We were told that meal times were flexible. People being supported were encouraged to plan and prepare their own meals including shopping. We saw meal plans prepared with the support of staff. We also saw evidence that staff promoted healthy eating options and the collection of meal recipes we saw evidenced a wide variety of easy to prepare and cook meals.

We assessed whether people were treated with dignity, respect, kindness and compassion. We saw that there were various communication aids for people to use to show if they were distressed or unhappy. Relatives commented on the caring nature and philosophy in the home. We made observations when people returned from the day at college. The interactive skills displayed by the staff when engaged with people were warm and supportive and showed a personalised approach to help ensure people’s wellbeing.

We found that care plans and records included people’s preferences and reflected their identified needs from admission and during their stay. There was good evidence that care plans had been discussed with people on a regular basis so they felt involved in their care. One person said, “‘’I like the team I’m in. I do cooking and like it here.’’

Social activities were organised. These were both community activities and also some individualised activities and outings. The main focus of the day was centred on each person’s learning plan and attendance at Arden College.

Well-developed processes were in place to seek the views of people living at the home and their families. Managers were able to evidence a series of quality assurance processes and audits carried out. These were comprehensive and helped ensure standards of care were maintained consistently as well as providing feedback for ongoing development of the service.

Inspection carried out on 17 September 2013

During a routine inspection

At the time of our inspection, we were able to observe people with their support workers, going about their daily tasks. We were unable to speak with people directly about their care, due to communication difficulties. We spoke with support workers and senior management, as well as other professionals involved in their care.

When reviewing people's daily care and support needs, plans drawn up to meet those needs were detailed, regularly updated and consent to the care and support provided was asked for and recorded. We noted staff talked with people at the home in an inclusive way, for example explaining why a person would have to wait for a few minutes before they started a planned activity together. We heard one member of the support team explaining "we'll do that in just a minute [person's name], I'm just finishing this, I promise I'll be just five minutes." This demonstrated staff awareness of people's need for routines within their day and how any delay - however small - can prove quite a difficult concept for a person with a learning disability. We found staff were courteous, respectful and above all keen to empower the people they cared for.
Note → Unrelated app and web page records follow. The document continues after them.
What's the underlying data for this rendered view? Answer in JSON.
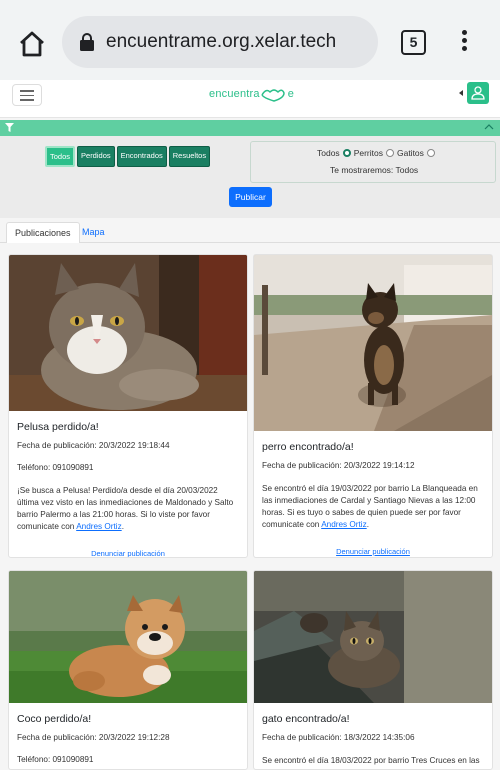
{
  "browser": {
    "url": "encuentrame.org.xelar.tech",
    "tab_count": "5"
  },
  "header": {
    "logo_text_1": "encuentra",
    "logo_text_2": "e",
    "brand_color": "#2bbf8a"
  },
  "filters": {
    "status_buttons": [
      "Todos",
      "Perdidos",
      "Encontrados",
      "Resueltos"
    ],
    "active_status": "Todos",
    "type_label": "Todos",
    "type_options": [
      "Perritos",
      "Gatitos"
    ],
    "selected_type": "Perritos",
    "showing_text": "Te mostraremos: Todos",
    "publish_label": "Publicar"
  },
  "tabs": {
    "publicaciones": "Publicaciones",
    "mapa": "Mapa"
  },
  "posts": [
    {
      "title": "Pelusa perdido/a!",
      "date": "Fecha de publicación: 20/3/2022 19:18:44",
      "phone": "Teléfono: 091090891",
      "desc": "¡Se busca a Pelusa! Perdido/a desde el día 20/03/2022 última vez visto en las inmediaciones de Maldonado y Salto barrio Palermo a las 21:00 horas. Si lo viste por favor comunicate con",
      "contact": "Andres Ortiz",
      "report": "Denunciar publicación",
      "image": "cat-photo"
    },
    {
      "title": "perro encontrado/a!",
      "date": "Fecha de publicación: 20/3/2022 19:14:12",
      "desc": "Se encontró el día 19/03/2022 por barrio La Blanqueada en las inmediaciones de Cardal y Santiago Nievas a las 12:00 horas. Si es tuyo o sabes de quien puede ser por favor comunicate con",
      "contact": "Andres Ortiz",
      "report": "Denunciar publicación",
      "image": "dog-photo"
    },
    {
      "title": "Coco perdido/a!",
      "date": "Fecha de publicación: 20/3/2022 19:12:28",
      "phone": "Teléfono: 091090891",
      "image": "bulldog-photo"
    },
    {
      "title": "gato encontrado/a!",
      "date": "Fecha de publicación: 18/3/2022 14:35:06",
      "desc_partial": "Se encontró el día 18/03/2022 por barrio Tres Cruces en las",
      "image": "kitten-photo"
    }
  ]
}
We were able to speak to a community professional involved in a person's care at the home. They expressed how settled the person had been and how the staff and managers of the organisation had formulated and maintained a very individualised plan of support and care.

A healthy eating plan was in place that guided people in making choices on healthy eating and living. Whilst this was promoted, a person's right to choose was still respected, and this was evidenced in requested changes to menus.

Inspection carried out on 13 September 2012

During a routine inspection

We met with the two students living at the service. They were both positive about their experience and the documented evidence reflected this. One student was able to explain how she had changed accommodation at her own request and a member of staff had also transferred with her. We found that the students were comfortable and settled in their environment and interacted well with the care staff. The care staff supporting them had a good knowledge of how to meet their needs. All of the staff spoken with stated that they thought that a good service of support was provided for the students.